While batteries themselves have a do-good green glow, the sourcing of their components has a darker cast. As Ian Morse points out in Noema, the lithium, copper, cobalt, nickel and rare earth minerals that must be mined to manufacture “clean energy” batteries is often deeply harmful to the local environment and brutally exploitative of the poor communities employed to dig them out of the ground. The Congo cobalt mines are infamous on this score.

Some critiques, like those of Vaclav Smil, are more fundamental. 

“I wouldn’t put a big trust in what people in Silicon Valley say,” he proffered in one interview in Noema casting doubt on the “salvation through technology” crowd. “They may be good at manipulating ones and zeroes and writing software, but beyond that their contribution to human progress has been pretty dismal. I’m not impressed. Their understanding of the net use of resources has been very poor.”

Much of the discussion with Kai-Fu Lee centered on the massive use of fossil-fuel energy to cool the data servers located around the world where the millions of calculations required by AI take place.
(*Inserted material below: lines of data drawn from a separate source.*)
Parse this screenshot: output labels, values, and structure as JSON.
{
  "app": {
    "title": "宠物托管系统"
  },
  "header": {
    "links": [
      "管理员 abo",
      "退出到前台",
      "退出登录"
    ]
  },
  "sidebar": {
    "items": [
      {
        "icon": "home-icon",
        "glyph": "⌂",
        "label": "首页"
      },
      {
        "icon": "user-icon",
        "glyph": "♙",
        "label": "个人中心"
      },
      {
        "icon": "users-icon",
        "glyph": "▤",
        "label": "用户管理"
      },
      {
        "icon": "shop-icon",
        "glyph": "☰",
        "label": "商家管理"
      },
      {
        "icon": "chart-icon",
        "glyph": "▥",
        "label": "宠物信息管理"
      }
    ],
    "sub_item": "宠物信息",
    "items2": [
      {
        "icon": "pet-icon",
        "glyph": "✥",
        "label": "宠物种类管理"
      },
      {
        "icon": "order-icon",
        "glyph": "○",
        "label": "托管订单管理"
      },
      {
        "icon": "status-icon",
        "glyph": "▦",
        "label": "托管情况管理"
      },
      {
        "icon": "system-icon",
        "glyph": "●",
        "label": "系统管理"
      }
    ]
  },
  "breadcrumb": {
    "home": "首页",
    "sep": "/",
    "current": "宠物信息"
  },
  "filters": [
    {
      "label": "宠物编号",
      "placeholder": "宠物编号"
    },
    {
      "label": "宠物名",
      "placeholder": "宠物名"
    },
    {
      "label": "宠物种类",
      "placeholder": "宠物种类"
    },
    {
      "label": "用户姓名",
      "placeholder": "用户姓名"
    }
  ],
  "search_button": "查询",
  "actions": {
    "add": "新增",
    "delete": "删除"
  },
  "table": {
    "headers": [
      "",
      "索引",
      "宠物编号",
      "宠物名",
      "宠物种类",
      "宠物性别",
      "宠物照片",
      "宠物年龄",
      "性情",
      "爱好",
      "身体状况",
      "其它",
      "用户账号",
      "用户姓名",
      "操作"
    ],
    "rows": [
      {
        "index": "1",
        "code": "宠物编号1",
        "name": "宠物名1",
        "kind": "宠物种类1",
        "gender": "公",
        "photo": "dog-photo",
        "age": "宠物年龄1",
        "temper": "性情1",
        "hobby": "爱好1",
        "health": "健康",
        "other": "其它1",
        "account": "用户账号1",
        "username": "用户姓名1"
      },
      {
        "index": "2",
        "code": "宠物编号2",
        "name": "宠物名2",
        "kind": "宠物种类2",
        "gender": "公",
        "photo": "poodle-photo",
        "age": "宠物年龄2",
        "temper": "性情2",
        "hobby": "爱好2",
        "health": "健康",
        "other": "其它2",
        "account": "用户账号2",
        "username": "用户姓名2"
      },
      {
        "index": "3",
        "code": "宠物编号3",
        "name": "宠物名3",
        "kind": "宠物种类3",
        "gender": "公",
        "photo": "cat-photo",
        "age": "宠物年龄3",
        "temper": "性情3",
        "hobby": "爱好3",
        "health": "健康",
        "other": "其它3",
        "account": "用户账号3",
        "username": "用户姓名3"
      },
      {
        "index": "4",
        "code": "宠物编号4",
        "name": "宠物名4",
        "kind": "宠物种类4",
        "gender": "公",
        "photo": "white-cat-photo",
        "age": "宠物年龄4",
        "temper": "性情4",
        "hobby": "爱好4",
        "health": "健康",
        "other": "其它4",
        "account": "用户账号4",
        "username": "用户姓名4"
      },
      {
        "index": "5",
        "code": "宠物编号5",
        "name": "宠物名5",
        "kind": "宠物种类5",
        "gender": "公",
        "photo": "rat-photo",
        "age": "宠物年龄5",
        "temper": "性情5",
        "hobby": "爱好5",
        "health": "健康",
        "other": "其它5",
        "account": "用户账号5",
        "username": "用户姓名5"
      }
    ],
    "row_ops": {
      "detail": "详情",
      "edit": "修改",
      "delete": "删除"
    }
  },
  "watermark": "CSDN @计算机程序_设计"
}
Smil doesn’t miss this point when it comes to smartphones that, while replacing the mainframe computers of old, use far more energy inputs as ubiquitous devices flooding the world: “You can digitize the control process, but not the material force. That remains the same. The idea that somehow digitalization is leading to the dematerialization of the economy is ridiculous,” he cuttingly notes.

The materials scientist calls for curbing upstream over-consumption that devours so many resources for frivolous ends as the only sure path to dematerialization. He has also pointed out that batteries can only store the energy source they download from the grid. If you are in Denmark, that is mostly from renewable sources. If you are anywhere else, it is mainly still from fossil fuels.

It All Comes Back To Governance

Putting all this together, there is no mileage in either ignoring the downside of today’s largely advantageous technological advances or regretting the future by sabotaging their promise with ideological dispositions from another era. 

Beyond exposing the exploitation of precarious data workers, for example, why not champion a fair sharing of the vast new wealth AI is creating through fostering an ownership stake by all, including those workers, in the digital economy? Instead of pitting technology against nature in the effort to curb global warming or root out genetically encoded disease, why not seek to align human, machine and natural intelligence along one axis of planetary and biological resilience?

In the end it all comes back to good governance amid perpetual change, the aim of which is to shepherd the new into the old by buffering the collateral damage that at first may outweigh longer-term benefits before they can take hold. 

Like the homeostasis of all organisms, governance is the regulator, arbiter and navigator of human affairs. It processes emotion, not least fear or blind fervor, through reason as the means by which societies not only survive but thrive by adapting to change. 

Noema’s contribution to this endeavor is to not take sides with polemical zeal between myopic cheerleaders of the times ahead and those who only dwell on the sharper edges of creative destruction, but expose the multiplicity of dimensions and connect them through the perspective of the whole.